-- Opening Marker --
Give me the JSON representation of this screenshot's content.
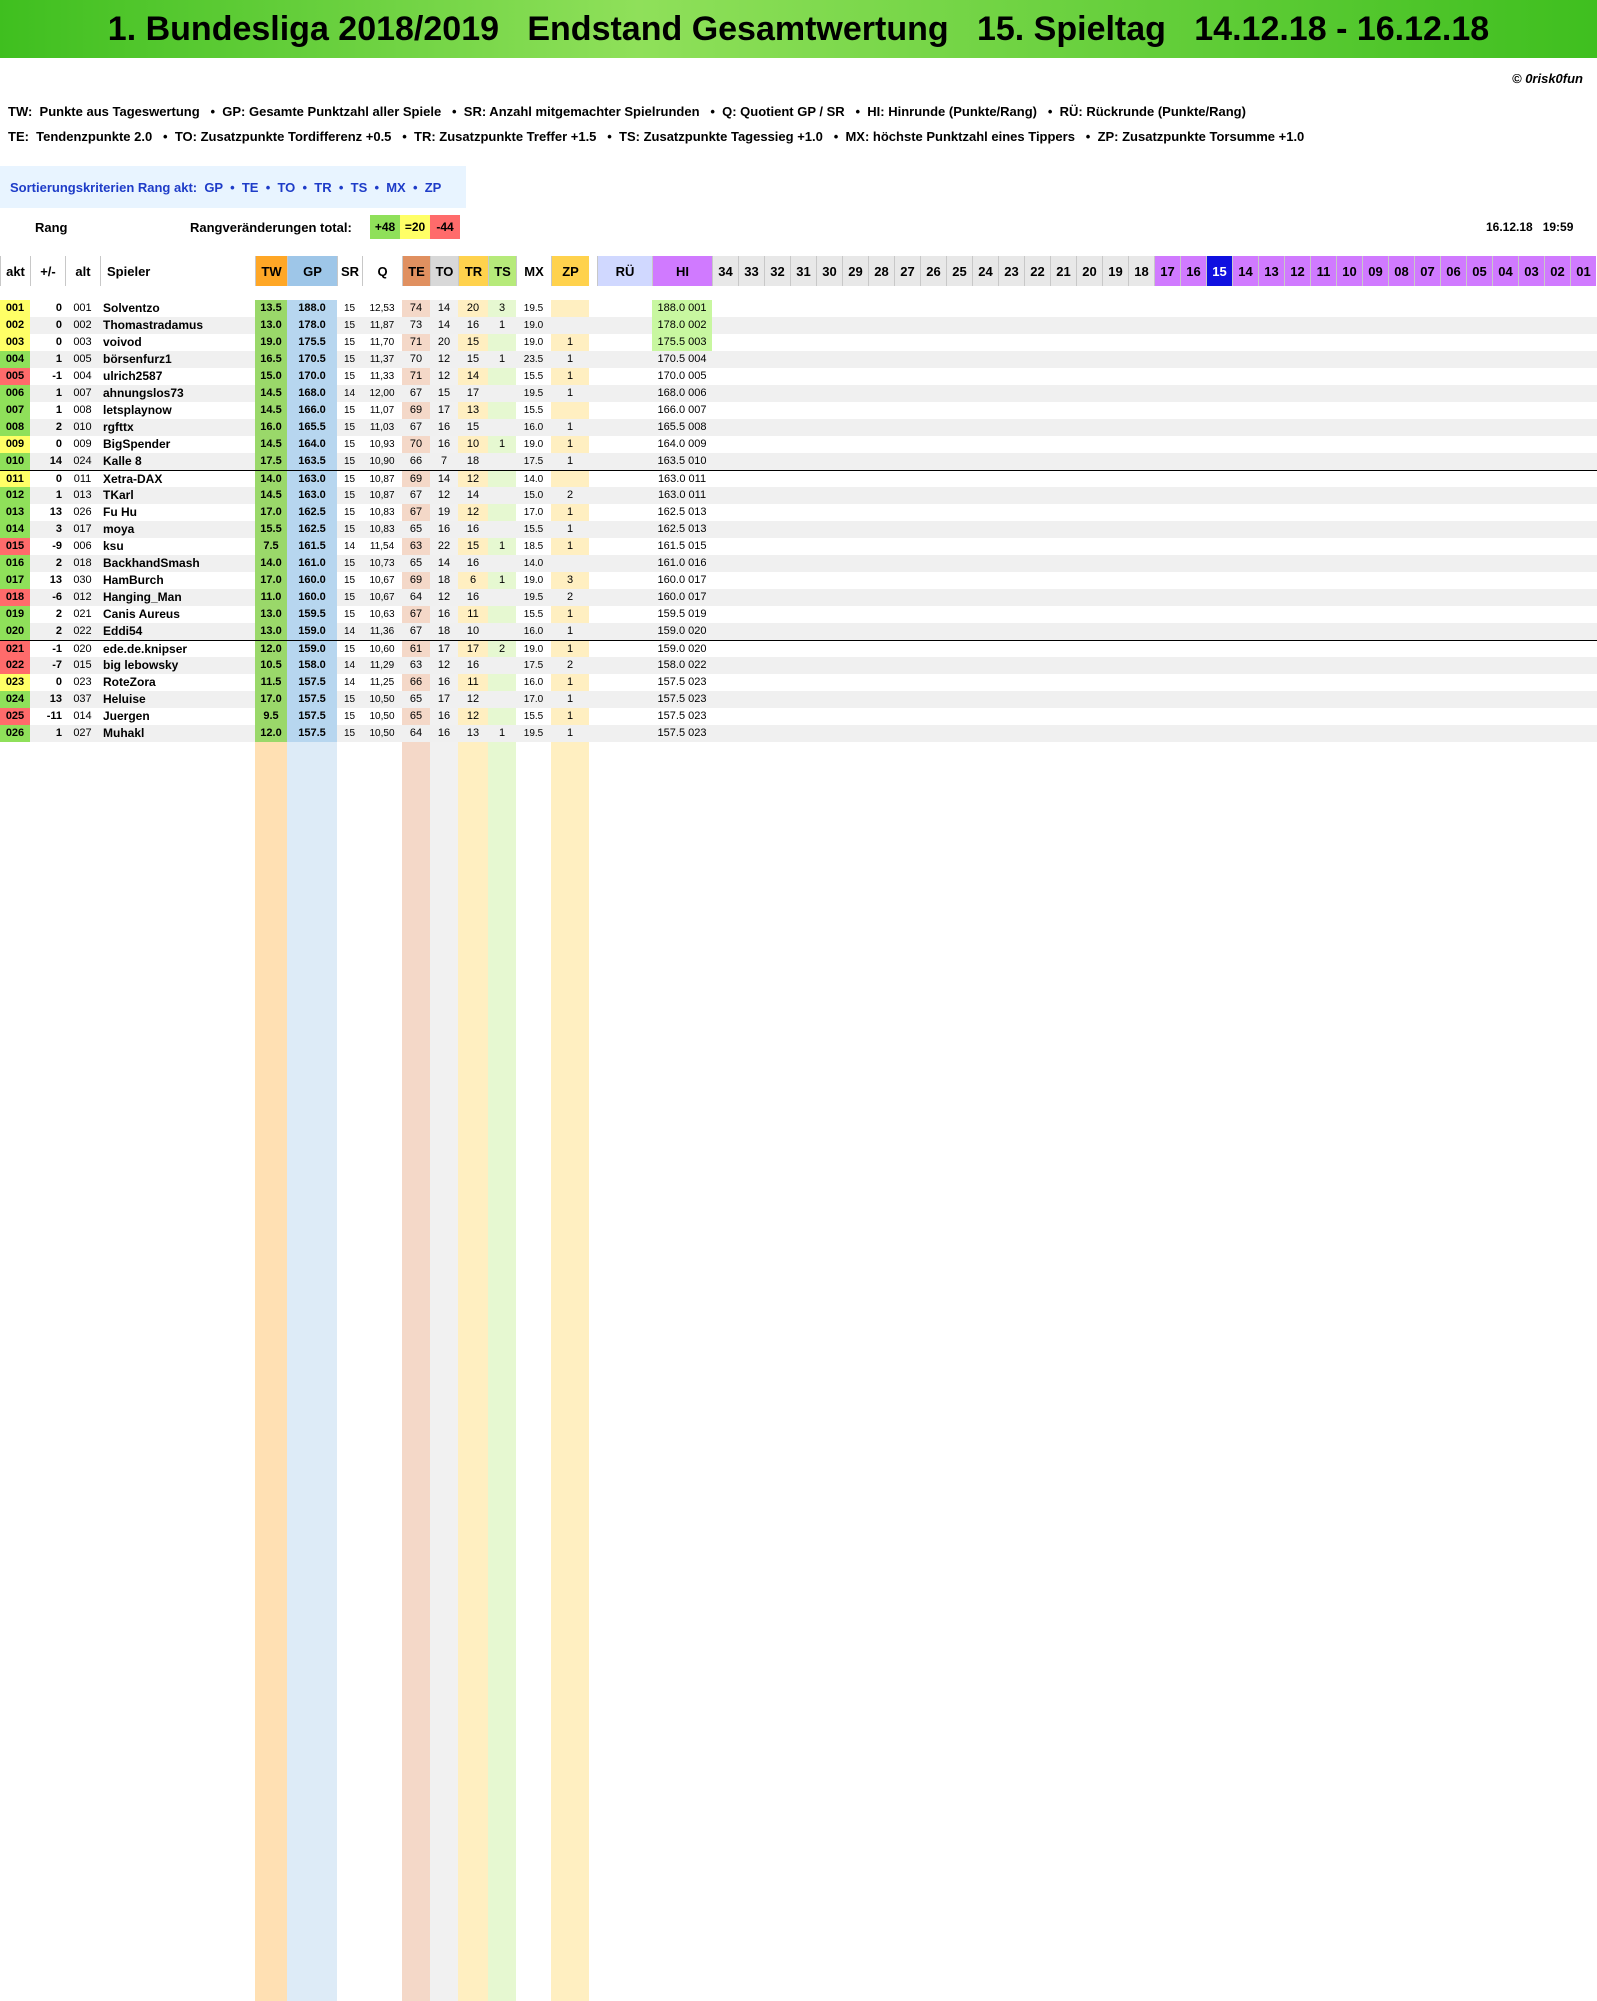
{
  "title": "1. Bundesliga 2018/2019   Endstand Gesamtwertung   15. Spieltag   14.12.18 - 16.12.18",
  "copyright": "© 0risk0fun",
  "legend_line1": "TW:  Punkte aus Tageswertung   •  GP: Gesamte Punktzahl aller Spiele   •  SR: Anzahl mitgemachter Spielrunden   •  Q: Quotient GP / SR   •  HI: Hinrunde (Punkte/Rang)   •  RÜ: Rückrunde (Punkte/Rang)",
  "legend_line2": "TE:  Tendenzpunkte 2.0   •  TO: Zusatzpunkte Tordifferenz +0.5   •  TR: Zusatzpunkte Treffer +1.5   •  TS: Zusatzpunkte Tagessieg +1.0   •  MX: höchste Punktzahl eines Tippers   •  ZP: Zusatzpunkte Torsumme +1.0",
  "sort_label": "Sortierungskriterien Rang akt:  GP  •  TE  •  TO  •  TR  •  TS  •  MX  •  ZP",
  "rang_label": "Rang",
  "rangchange_label": "Rangveränderungen total:",
  "rangchange": {
    "up": "+48",
    "same": "=20",
    "down": "-44"
  },
  "date_time": "16.12.18   19:59",
  "colors": {
    "banner": "#3fbf1f",
    "up": "#8fe05a",
    "same": "#ffff66",
    "down": "#ff6b6b",
    "tw": "#ffa726",
    "gp": "#9ec6e8",
    "te": "#e09060",
    "hi": "#d07aff",
    "current_round": "#1010e0"
  },
  "headers": {
    "akt": "akt",
    "pm": "+/-",
    "alt": "alt",
    "spieler": "Spieler",
    "tw": "TW",
    "gp": "GP",
    "sr": "SR",
    "q": "Q",
    "te": "TE",
    "to": "TO",
    "tr": "TR",
    "ts": "TS",
    "mx": "MX",
    "zp": "ZP",
    "ru": "RÜ",
    "hi": "HI",
    "rounds": [
      "34",
      "33",
      "32",
      "31",
      "30",
      "29",
      "28",
      "27",
      "26",
      "25",
      "24",
      "23",
      "22",
      "21",
      "20",
      "19",
      "18",
      "17",
      "16",
      "15",
      "14",
      "13",
      "12",
      "11",
      "10",
      "09",
      "08",
      "07",
      "06",
      "05",
      "04",
      "03",
      "02",
      "01"
    ]
  },
  "players": [
    {
      "akt": "001",
      "pm": "0",
      "alt": "001",
      "name": "Solventzo",
      "tw": "13.5",
      "gp": "188.0",
      "sr": "15",
      "q": "12,53",
      "te": "74",
      "to": "14",
      "tr": "20",
      "ts": "3",
      "mx": "19.5",
      "zp": "",
      "hi": "188.0  001"
    },
    {
      "akt": "002",
      "pm": "0",
      "alt": "002",
      "name": "Thomastradamus",
      "tw": "13.0",
      "gp": "178.0",
      "sr": "15",
      "q": "11,87",
      "te": "73",
      "to": "14",
      "tr": "16",
      "ts": "1",
      "mx": "19.0",
      "zp": "",
      "hi": "178.0  002"
    },
    {
      "akt": "003",
      "pm": "0",
      "alt": "003",
      "name": "voivod",
      "tw": "19.0",
      "gp": "175.5",
      "sr": "15",
      "q": "11,70",
      "te": "71",
      "to": "20",
      "tr": "15",
      "ts": "",
      "mx": "19.0",
      "zp": "1",
      "hi": "175.5  003"
    },
    {
      "akt": "004",
      "pm": "1",
      "alt": "005",
      "name": "börsenfurz1",
      "tw": "16.5",
      "gp": "170.5",
      "sr": "15",
      "q": "11,37",
      "te": "70",
      "to": "12",
      "tr": "15",
      "ts": "1",
      "mx": "23.5",
      "zp": "1",
      "hi": "170.5  004"
    },
    {
      "akt": "005",
      "pm": "-1",
      "alt": "004",
      "name": "ulrich2587",
      "tw": "15.0",
      "gp": "170.0",
      "sr": "15",
      "q": "11,33",
      "te": "71",
      "to": "12",
      "tr": "14",
      "ts": "",
      "mx": "15.5",
      "zp": "1",
      "hi": "170.0  005"
    },
    {
      "akt": "006",
      "pm": "1",
      "alt": "007",
      "name": "ahnungslos73",
      "tw": "14.5",
      "gp": "168.0",
      "sr": "14",
      "q": "12,00",
      "te": "67",
      "to": "15",
      "tr": "17",
      "ts": "",
      "mx": "19.5",
      "zp": "1",
      "hi": "168.0  006"
    },
    {
      "akt": "007",
      "pm": "1",
      "alt": "008",
      "name": "letsplaynow",
      "tw": "14.5",
      "gp": "166.0",
      "sr": "15",
      "q": "11,07",
      "te": "69",
      "to": "17",
      "tr": "13",
      "ts": "",
      "mx": "15.5",
      "zp": "",
      "hi": "166.0  007"
    },
    {
      "akt": "008",
      "pm": "2",
      "alt": "010",
      "name": "rgfttx",
      "tw": "16.0",
      "gp": "165.5",
      "sr": "15",
      "q": "11,03",
      "te": "67",
      "to": "16",
      "tr": "15",
      "ts": "",
      "mx": "16.0",
      "zp": "1",
      "hi": "165.5  008"
    },
    {
      "akt": "009",
      "pm": "0",
      "alt": "009",
      "name": "BigSpender",
      "tw": "14.5",
      "gp": "164.0",
      "sr": "15",
      "q": "10,93",
      "te": "70",
      "to": "16",
      "tr": "10",
      "ts": "1",
      "mx": "19.0",
      "zp": "1",
      "hi": "164.0  009"
    },
    {
      "akt": "010",
      "pm": "14",
      "alt": "024",
      "name": "Kalle 8",
      "tw": "17.5",
      "gp": "163.5",
      "sr": "15",
      "q": "10,90",
      "te": "66",
      "to": "7",
      "tr": "18",
      "ts": "",
      "mx": "17.5",
      "zp": "1",
      "hi": "163.5  010"
    },
    {
      "akt": "011",
      "pm": "0",
      "alt": "011",
      "name": "Xetra-DAX",
      "tw": "14.0",
      "gp": "163.0",
      "sr": "15",
      "q": "10,87",
      "te": "69",
      "to": "14",
      "tr": "12",
      "ts": "",
      "mx": "14.0",
      "zp": "",
      "hi": "163.0  011"
    },
    {
      "akt": "012",
      "pm": "1",
      "alt": "013",
      "name": "TKarl",
      "tw": "14.5",
      "gp": "163.0",
      "sr": "15",
      "q": "10,87",
      "te": "67",
      "to": "12",
      "tr": "14",
      "ts": "",
      "mx": "15.0",
      "zp": "2",
      "hi": "163.0  011"
    },
    {
      "akt": "013",
      "pm": "13",
      "alt": "026",
      "name": "Fu Hu",
      "tw": "17.0",
      "gp": "162.5",
      "sr": "15",
      "q": "10,83",
      "te": "67",
      "to": "19",
      "tr": "12",
      "ts": "",
      "mx": "17.0",
      "zp": "1",
      "hi": "162.5  013"
    },
    {
      "akt": "014",
      "pm": "3",
      "alt": "017",
      "name": "moya",
      "tw": "15.5",
      "gp": "162.5",
      "sr": "15",
      "q": "10,83",
      "te": "65",
      "to": "16",
      "tr": "16",
      "ts": "",
      "mx": "15.5",
      "zp": "1",
      "hi": "162.5  013"
    },
    {
      "akt": "015",
      "pm": "-9",
      "alt": "006",
      "name": "ksu",
      "tw": "7.5",
      "gp": "161.5",
      "sr": "14",
      "q": "11,54",
      "te": "63",
      "to": "22",
      "tr": "15",
      "ts": "1",
      "mx": "18.5",
      "zp": "1",
      "hi": "161.5  015"
    },
    {
      "akt": "016",
      "pm": "2",
      "alt": "018",
      "name": "BackhandSmash",
      "tw": "14.0",
      "gp": "161.0",
      "sr": "15",
      "q": "10,73",
      "te": "65",
      "to": "14",
      "tr": "16",
      "ts": "",
      "mx": "14.0",
      "zp": "",
      "hi": "161.0  016"
    },
    {
      "akt": "017",
      "pm": "13",
      "alt": "030",
      "name": "HamBurch",
      "tw": "17.0",
      "gp": "160.0",
      "sr": "15",
      "q": "10,67",
      "te": "69",
      "to": "18",
      "tr": "6",
      "ts": "1",
      "mx": "19.0",
      "zp": "3",
      "hi": "160.0  017"
    },
    {
      "akt": "018",
      "pm": "-6",
      "alt": "012",
      "name": "Hanging_Man",
      "tw": "11.0",
      "gp": "160.0",
      "sr": "15",
      "q": "10,67",
      "te": "64",
      "to": "12",
      "tr": "16",
      "ts": "",
      "mx": "19.5",
      "zp": "2",
      "hi": "160.0  017"
    },
    {
      "akt": "019",
      "pm": "2",
      "alt": "021",
      "name": "Canis Aureus",
      "tw": "13.0",
      "gp": "159.5",
      "sr": "15",
      "q": "10,63",
      "te": "67",
      "to": "16",
      "tr": "11",
      "ts": "",
      "mx": "15.5",
      "zp": "1",
      "hi": "159.5  019"
    },
    {
      "akt": "020",
      "pm": "2",
      "alt": "022",
      "name": "Eddi54",
      "tw": "13.0",
      "gp": "159.0",
      "sr": "14",
      "q": "11,36",
      "te": "67",
      "to": "18",
      "tr": "10",
      "ts": "",
      "mx": "16.0",
      "zp": "1",
      "hi": "159.0  020"
    },
    {
      "akt": "021",
      "pm": "-1",
      "alt": "020",
      "name": "ede.de.knipser",
      "tw": "12.0",
      "gp": "159.0",
      "sr": "15",
      "q": "10,60",
      "te": "61",
      "to": "17",
      "tr": "17",
      "ts": "2",
      "mx": "19.0",
      "zp": "1",
      "hi": "159.0  020"
    },
    {
      "akt": "022",
      "pm": "-7",
      "alt": "015",
      "name": "big lebowsky",
      "tw": "10.5",
      "gp": "158.0",
      "sr": "14",
      "q": "11,29",
      "te": "63",
      "to": "12",
      "tr": "16",
      "ts": "",
      "mx": "17.5",
      "zp": "2",
      "hi": "158.0  022"
    },
    {
      "akt": "023",
      "pm": "0",
      "alt": "023",
      "name": "RoteZora",
      "tw": "11.5",
      "gp": "157.5",
      "sr": "14",
      "q": "11,25",
      "te": "66",
      "to": "16",
      "tr": "11",
      "ts": "",
      "mx": "16.0",
      "zp": "1",
      "hi": "157.5  023"
    },
    {
      "akt": "024",
      "pm": "13",
      "alt": "037",
      "name": "Heluise",
      "tw": "17.0",
      "gp": "157.5",
      "sr": "15",
      "q": "10,50",
      "te": "65",
      "to": "17",
      "tr": "12",
      "ts": "",
      "mx": "17.0",
      "zp": "1",
      "hi": "157.5  023"
    },
    {
      "akt": "025",
      "pm": "-11",
      "alt": "014",
      "name": "Juergen",
      "tw": "9.5",
      "gp": "157.5",
      "sr": "15",
      "q": "10,50",
      "te": "65",
      "to": "16",
      "tr": "12",
      "ts": "",
      "mx": "15.5",
      "zp": "1",
      "hi": "157.5  023"
    },
    {
      "akt": "026",
      "pm": "1",
      "alt": "027",
      "name": "Muhakl",
      "tw": "12.0",
      "gp": "157.5",
      "sr": "15",
      "q": "10,50",
      "te": "64",
      "to": "16",
      "tr": "13",
      "ts": "1",
      "mx": "19.5",
      "zp": "1",
      "hi": "157.5  023"
    }
  ]
}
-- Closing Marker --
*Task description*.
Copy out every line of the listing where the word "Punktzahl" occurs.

*Response*.
  "legend_line1": "TW:  Punkte aus Tageswertung   •  GP: Gesamte Punktzahl aller Spiele   •  SR: Anzahl mitgemachter Spielrunden   •  Q: Quotient GP / SR   •  HI: Hinrunde (Punkte/Rang)   •  RÜ: Rückrunde (Punkte/Rang)",
  "legend_line2": "TE:  Tendenzpunkte 2.0   •  TO: Zusatzpunkte Tordifferenz +0.5   •  TR: Zusatzpunkte Treffer +1.5   •  TS: Zusatzpunkte Tagessieg +1.0   •  MX: höchste Punktzahl eines Tippers   •  ZP: Zusatzpunkte Torsumme +1.0",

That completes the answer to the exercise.